Im Focus: Research icebreaker Polarstern begins the Antarctic season

What does it look like below the ice shelf of the calved massive iceberg A68?

On Saturday, 10 November 2018, the research icebreaker Polarstern will leave its homeport of Bremerhaven, bound for Cape Town, South Africa.

Im Focus: Penn engineers develop ultrathin, ultralight 'nanocardboard'

When choosing materials to make something, trade-offs need to be made between a host of properties, such as thickness, stiffness and weight. Depending on the application in question, finding just the right balance is the difference between success and failure

Now, a team of Penn Engineers has demonstrated a new material they call "nanocardboard," an ultrathin equivalent of corrugated paper cardboard. A square...

Im Focus: Coping with errors in the quantum age

Physicists at ETH Zurich demonstrate how errors that occur during the manipulation of quantum system can be monitored and corrected on the fly

The field of quantum computation has seen tremendous progress in recent years.

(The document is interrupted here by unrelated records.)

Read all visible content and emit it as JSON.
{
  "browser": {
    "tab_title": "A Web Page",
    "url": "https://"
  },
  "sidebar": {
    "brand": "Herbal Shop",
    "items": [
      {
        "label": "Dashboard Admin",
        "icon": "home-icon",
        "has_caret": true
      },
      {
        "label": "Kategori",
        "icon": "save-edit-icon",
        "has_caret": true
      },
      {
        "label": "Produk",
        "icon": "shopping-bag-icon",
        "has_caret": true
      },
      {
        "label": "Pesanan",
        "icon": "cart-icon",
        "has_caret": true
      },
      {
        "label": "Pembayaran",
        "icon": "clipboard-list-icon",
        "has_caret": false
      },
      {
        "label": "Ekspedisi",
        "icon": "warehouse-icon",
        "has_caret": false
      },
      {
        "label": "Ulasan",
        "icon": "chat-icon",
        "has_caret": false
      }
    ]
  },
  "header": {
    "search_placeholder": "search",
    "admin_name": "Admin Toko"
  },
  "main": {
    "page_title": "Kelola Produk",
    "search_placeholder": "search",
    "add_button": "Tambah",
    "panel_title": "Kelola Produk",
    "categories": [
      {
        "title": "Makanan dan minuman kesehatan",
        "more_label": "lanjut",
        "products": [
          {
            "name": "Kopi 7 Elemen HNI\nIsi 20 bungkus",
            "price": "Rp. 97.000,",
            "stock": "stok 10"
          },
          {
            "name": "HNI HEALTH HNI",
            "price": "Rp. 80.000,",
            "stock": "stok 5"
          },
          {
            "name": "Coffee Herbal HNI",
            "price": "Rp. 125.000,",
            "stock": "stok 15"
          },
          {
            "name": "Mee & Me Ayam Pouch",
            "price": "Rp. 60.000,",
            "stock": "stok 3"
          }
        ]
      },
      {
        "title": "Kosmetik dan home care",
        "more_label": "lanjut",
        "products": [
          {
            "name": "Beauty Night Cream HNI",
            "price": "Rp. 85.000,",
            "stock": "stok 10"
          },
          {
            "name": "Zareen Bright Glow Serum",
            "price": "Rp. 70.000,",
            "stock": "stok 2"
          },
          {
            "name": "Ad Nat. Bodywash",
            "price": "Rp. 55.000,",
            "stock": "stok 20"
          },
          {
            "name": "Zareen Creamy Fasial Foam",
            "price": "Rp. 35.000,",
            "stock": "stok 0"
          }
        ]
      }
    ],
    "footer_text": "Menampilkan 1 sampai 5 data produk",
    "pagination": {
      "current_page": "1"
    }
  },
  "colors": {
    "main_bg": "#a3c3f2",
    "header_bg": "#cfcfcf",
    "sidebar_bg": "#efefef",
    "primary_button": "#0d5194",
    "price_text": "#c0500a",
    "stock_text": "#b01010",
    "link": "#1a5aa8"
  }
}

Bit by bit, quantum devices start to challenge conventional computers, at least...

All Focus news of the innovation-report >>>

Anzeige

Anzeige

VideoLinks
Industry & Economy
Event News

“3rd Conference on Laser Polishing – LaP 2018” Attracts International Experts and Users

09.11.2018 | Event News

On the brain’s ability to find the right direction

06.11.2018 | Event News

European Space Talks: Weltraumschrott – eine Gefahr für die Gesellschaft?

23.10.2018 | Event News

 
Latest News

How algae and carbon fibers could sustainably reduce the athmospheric carbon dioxide concentration

14.11.2018 | Life Sciences

NIH scientists illuminate causes of hepatitis b virus-associated acute liver failure

14.11.2018 | Life Sciences

The unintended consequences of dams and reservoirs

14.11.2018 | Earth Sciences

VideoLinks
Science & Research
Overview of more VideoLinks >>>